--- Source material Enclosed Below ---

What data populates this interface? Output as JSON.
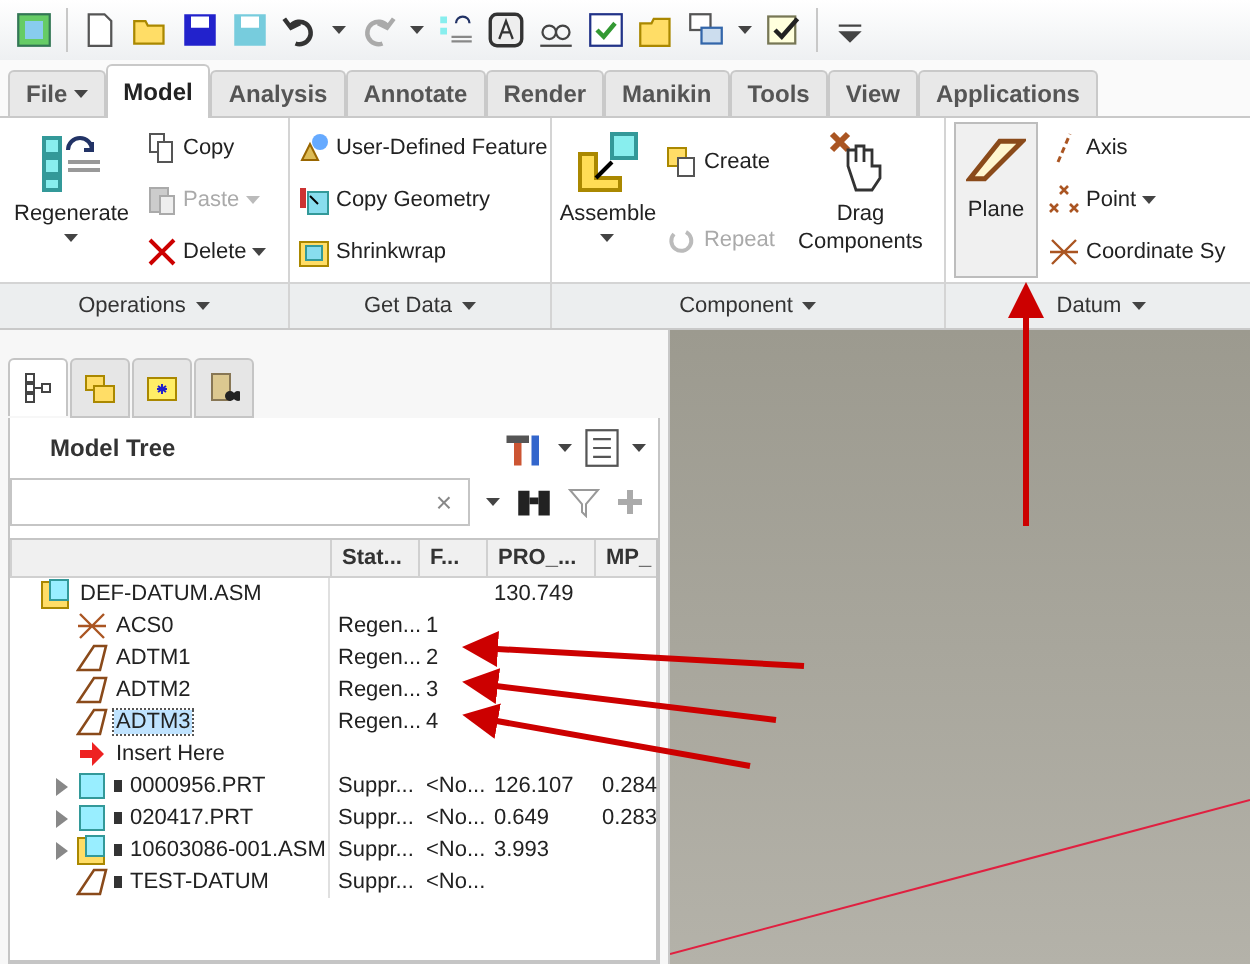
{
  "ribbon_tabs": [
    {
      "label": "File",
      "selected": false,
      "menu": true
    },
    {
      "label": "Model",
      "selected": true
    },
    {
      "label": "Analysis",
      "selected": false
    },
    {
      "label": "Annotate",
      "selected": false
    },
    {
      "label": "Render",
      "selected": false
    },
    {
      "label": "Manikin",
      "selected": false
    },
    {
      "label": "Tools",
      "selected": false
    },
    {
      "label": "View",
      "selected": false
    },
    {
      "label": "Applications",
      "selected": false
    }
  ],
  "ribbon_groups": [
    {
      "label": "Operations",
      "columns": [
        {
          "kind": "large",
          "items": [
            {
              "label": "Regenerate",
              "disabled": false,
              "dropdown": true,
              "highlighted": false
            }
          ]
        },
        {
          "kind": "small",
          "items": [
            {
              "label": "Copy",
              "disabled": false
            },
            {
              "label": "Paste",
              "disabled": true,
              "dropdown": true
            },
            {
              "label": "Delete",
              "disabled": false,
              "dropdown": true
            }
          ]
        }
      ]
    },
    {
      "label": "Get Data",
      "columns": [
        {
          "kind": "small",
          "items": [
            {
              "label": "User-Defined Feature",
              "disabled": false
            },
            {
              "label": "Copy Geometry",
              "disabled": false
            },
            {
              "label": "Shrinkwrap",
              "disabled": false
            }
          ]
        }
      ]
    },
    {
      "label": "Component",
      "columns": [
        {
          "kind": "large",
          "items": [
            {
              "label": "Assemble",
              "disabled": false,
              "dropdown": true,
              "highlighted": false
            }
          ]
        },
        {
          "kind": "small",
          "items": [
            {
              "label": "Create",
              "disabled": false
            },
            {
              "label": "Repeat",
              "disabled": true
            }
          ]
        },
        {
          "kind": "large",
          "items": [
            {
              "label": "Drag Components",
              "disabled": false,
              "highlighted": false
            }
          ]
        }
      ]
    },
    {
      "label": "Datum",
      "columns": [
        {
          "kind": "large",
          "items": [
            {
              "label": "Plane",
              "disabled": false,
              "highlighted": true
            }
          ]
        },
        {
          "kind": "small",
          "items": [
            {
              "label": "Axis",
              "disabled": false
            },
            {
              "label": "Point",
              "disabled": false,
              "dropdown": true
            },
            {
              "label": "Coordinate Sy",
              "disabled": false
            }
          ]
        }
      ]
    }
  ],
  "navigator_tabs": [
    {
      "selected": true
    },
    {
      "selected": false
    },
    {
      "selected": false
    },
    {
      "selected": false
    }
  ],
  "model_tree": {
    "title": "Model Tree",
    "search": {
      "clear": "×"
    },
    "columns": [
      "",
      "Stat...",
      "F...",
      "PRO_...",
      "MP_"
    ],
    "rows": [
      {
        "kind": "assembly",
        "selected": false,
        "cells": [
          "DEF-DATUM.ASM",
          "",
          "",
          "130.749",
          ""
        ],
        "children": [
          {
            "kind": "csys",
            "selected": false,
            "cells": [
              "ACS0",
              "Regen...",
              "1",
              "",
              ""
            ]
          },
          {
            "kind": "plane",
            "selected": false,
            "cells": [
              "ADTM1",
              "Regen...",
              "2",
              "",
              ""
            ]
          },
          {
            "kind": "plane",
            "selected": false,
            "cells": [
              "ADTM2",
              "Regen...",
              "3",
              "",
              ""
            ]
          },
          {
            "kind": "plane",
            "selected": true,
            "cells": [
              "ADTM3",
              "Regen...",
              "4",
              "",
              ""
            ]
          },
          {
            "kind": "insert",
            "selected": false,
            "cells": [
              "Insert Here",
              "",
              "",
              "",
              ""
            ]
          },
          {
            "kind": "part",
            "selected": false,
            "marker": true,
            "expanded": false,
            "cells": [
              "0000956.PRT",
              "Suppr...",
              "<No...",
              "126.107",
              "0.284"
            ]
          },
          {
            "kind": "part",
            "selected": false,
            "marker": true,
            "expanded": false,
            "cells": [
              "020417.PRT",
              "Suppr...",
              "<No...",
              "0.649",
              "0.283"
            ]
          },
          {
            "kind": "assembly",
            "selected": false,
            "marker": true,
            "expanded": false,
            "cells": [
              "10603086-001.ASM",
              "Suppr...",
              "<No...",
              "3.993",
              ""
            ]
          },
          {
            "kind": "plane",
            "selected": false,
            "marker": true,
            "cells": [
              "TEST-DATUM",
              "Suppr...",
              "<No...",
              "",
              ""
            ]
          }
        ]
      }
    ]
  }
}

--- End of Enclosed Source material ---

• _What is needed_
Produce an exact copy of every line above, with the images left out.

• _Task result_
What data populates this interface? Output as JSON.
{
  "ribbon_tabs": [
    {
      "label": "File",
      "selected": false,
      "menu": true
    },
    {
      "label": "Model",
      "selected": true
    },
    {
      "label": "Analysis",
      "selected": false
    },
    {
      "label": "Annotate",
      "selected": false
    },
    {
      "label": "Render",
      "selected": false
    },
    {
      "label": "Manikin",
      "selected": false
    },
    {
      "label": "Tools",
      "selected": false
    },
    {
      "label": "View",
      "selected": false
    },
    {
      "label": "Applications",
      "selected": false
    }
  ],
  "ribbon_groups": [
    {
      "label": "Operations",
      "columns": [
        {
          "kind": "large",
          "items": [
            {
              "label": "Regenerate",
              "disabled": false,
              "dropdown": true,
              "highlighted": false
            }
          ]
        },
        {
          "kind": "small",
          "items": [
            {
              "label": "Copy",
              "disabled": false
            },
            {
              "label": "Paste",
              "disabled": true,
              "dropdown": true
            },
            {
              "label": "Delete",
              "disabled": false,
              "dropdown": true
            }
          ]
        }
      ]
    },
    {
      "label": "Get Data",
      "columns": [
        {
          "kind": "small",
          "items": [
            {
              "label": "User-Defined Feature",
              "disabled": false
            },
            {
              "label": "Copy Geometry",
              "disabled": false
            },
            {
              "label": "Shrinkwrap",
              "disabled": false
            }
          ]
        }
      ]
    },
    {
      "label": "Component",
      "columns": [
        {
          "kind": "large",
          "items": [
            {
              "label": "Assemble",
              "disabled": false,
              "dropdown": true,
              "highlighted": false
            }
          ]
        },
        {
          "kind": "small",
          "items": [
            {
              "label": "Create",
              "disabled": false
            },
            {
              "label": "Repeat",
              "disabled": true
            }
          ]
        },
        {
          "kind": "large",
          "items": [
            {
              "label": "Drag Components",
              "disabled": false,
              "highlighted": false
            }
          ]
        }
      ]
    },
    {
      "label": "Datum",
      "columns": [
        {
          "kind": "large",
          "items": [
            {
              "label": "Plane",
              "disabled": false,
              "highlighted": true
            }
          ]
        },
        {
          "kind": "small",
          "items": [
            {
              "label": "Axis",
              "disabled": false
            },
            {
              "label": "Point",
              "disabled": false,
              "dropdown": true
            },
            {
              "label": "Coordinate Sy",
              "disabled": false
            }
          ]
        }
      ]
    }
  ],
  "navigator_tabs": [
    {
      "selected": true
    },
    {
      "selected": false
    },
    {
      "selected": false
    },
    {
      "selected": false
    }
  ],
  "model_tree": {
    "title": "Model Tree",
    "search": {
      "clear": "×"
    },
    "columns": [
      "",
      "Stat...",
      "F...",
      "PRO_...",
      "MP_"
    ],
    "rows": [
      {
        "kind": "assembly",
        "selected": false,
        "cells": [
          "DEF-DATUM.ASM",
          "",
          "",
          "130.749",
          ""
        ],
        "children": [
          {
            "kind": "csys",
            "selected": false,
            "cells": [
              "ACS0",
              "Regen...",
              "1",
              "",
              ""
            ]
          },
          {
            "kind": "plane",
            "selected": false,
            "cells": [
              "ADTM1",
              "Regen...",
              "2",
              "",
              ""
            ]
          },
          {
            "kind": "plane",
            "selected": false,
            "cells": [
              "ADTM2",
              "Regen...",
              "3",
              "",
              ""
            ]
          },
          {
            "kind": "plane",
            "selected": true,
            "cells": [
              "ADTM3",
              "Regen...",
              "4",
              "",
              ""
            ]
          },
          {
            "kind": "insert",
            "selected": false,
            "cells": [
              "Insert Here",
              "",
              "",
              "",
              ""
            ]
          },
          {
            "kind": "part",
            "selected": false,
            "marker": true,
            "expanded": false,
            "cells": [
              "0000956.PRT",
              "Suppr...",
              "<No...",
              "126.107",
              "0.284"
            ]
          },
          {
            "kind": "part",
            "selected": false,
            "marker": true,
            "expanded": false,
            "cells": [
              "020417.PRT",
              "Suppr...",
              "<No...",
              "0.649",
              "0.283"
            ]
          },
          {
            "kind": "assembly",
            "selected": false,
            "marker": true,
            "expanded": false,
            "cells": [
              "10603086-001.ASM",
              "Suppr...",
              "<No...",
              "3.993",
              ""
            ]
          },
          {
            "kind": "plane",
            "selected": false,
            "marker": true,
            "cells": [
              "TEST-DATUM",
              "Suppr...",
              "<No...",
              "",
              ""
            ]
          }
        ]
      }
    ]
  }
}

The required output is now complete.